Segment Open

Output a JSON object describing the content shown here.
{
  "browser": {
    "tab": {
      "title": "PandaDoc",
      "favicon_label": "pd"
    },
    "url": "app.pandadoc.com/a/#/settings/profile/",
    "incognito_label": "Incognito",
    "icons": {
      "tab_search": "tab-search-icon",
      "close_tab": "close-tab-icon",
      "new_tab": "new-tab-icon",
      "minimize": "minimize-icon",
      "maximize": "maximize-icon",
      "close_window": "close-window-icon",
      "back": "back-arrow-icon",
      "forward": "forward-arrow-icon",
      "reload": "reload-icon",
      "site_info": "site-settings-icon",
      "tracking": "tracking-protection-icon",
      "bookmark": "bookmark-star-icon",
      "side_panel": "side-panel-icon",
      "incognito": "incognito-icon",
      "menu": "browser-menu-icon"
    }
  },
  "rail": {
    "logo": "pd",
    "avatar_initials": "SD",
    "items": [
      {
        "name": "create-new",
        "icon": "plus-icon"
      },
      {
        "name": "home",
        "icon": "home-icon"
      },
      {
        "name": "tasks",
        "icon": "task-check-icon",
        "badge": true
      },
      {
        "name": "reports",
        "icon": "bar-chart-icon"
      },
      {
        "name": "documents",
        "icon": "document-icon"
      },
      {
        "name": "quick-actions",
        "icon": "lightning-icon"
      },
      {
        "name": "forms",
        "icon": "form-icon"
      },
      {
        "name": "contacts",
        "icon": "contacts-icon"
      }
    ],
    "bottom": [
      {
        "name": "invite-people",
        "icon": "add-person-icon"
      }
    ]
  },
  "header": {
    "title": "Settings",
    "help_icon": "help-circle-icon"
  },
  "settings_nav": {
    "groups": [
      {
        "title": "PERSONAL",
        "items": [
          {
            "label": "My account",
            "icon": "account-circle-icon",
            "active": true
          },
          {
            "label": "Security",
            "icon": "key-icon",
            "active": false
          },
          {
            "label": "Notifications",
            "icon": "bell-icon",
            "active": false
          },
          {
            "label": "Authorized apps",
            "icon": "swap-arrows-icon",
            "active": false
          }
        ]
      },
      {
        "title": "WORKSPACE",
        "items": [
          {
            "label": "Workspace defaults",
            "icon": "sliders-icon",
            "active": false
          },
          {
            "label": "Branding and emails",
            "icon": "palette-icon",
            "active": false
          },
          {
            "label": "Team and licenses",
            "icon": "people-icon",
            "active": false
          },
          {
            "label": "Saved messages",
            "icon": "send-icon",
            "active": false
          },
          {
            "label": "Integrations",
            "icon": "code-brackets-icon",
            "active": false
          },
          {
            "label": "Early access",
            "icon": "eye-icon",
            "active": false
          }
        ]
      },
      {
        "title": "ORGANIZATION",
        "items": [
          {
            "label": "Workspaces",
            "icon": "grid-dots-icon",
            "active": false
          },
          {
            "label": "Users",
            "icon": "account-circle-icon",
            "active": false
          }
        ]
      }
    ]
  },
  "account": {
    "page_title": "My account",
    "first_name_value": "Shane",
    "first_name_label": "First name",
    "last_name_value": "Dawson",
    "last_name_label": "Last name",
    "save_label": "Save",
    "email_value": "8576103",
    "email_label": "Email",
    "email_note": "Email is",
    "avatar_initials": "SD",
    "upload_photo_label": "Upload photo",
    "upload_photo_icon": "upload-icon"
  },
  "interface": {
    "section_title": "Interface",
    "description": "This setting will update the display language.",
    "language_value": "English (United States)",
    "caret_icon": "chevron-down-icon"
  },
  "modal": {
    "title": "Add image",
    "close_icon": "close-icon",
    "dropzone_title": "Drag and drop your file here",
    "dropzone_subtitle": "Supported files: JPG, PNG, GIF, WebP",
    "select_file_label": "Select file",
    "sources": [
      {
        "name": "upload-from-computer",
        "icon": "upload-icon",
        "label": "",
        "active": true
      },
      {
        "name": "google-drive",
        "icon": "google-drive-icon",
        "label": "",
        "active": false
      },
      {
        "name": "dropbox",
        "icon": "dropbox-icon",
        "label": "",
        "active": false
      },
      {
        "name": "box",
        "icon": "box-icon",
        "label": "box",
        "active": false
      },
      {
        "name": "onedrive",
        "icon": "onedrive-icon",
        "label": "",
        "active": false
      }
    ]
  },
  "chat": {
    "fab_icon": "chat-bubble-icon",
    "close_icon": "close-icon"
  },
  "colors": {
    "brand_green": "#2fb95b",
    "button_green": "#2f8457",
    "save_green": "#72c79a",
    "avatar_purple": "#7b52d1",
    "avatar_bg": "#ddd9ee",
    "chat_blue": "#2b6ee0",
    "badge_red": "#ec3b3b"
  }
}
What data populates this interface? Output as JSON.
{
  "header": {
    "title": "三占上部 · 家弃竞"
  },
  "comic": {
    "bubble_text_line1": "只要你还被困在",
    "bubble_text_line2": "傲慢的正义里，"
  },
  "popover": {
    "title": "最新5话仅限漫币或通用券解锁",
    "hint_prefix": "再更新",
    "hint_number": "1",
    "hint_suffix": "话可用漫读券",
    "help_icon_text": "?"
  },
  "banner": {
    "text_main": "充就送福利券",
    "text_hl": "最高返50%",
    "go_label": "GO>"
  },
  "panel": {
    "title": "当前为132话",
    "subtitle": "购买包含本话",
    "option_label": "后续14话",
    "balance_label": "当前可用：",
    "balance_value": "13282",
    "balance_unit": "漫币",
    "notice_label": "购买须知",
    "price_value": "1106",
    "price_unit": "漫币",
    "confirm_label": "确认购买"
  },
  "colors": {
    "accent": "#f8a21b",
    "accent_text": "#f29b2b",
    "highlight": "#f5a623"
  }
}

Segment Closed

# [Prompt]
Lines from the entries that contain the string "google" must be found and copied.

# [Solution below]
        "name": "google-drive",
        "icon": "google-drive-icon",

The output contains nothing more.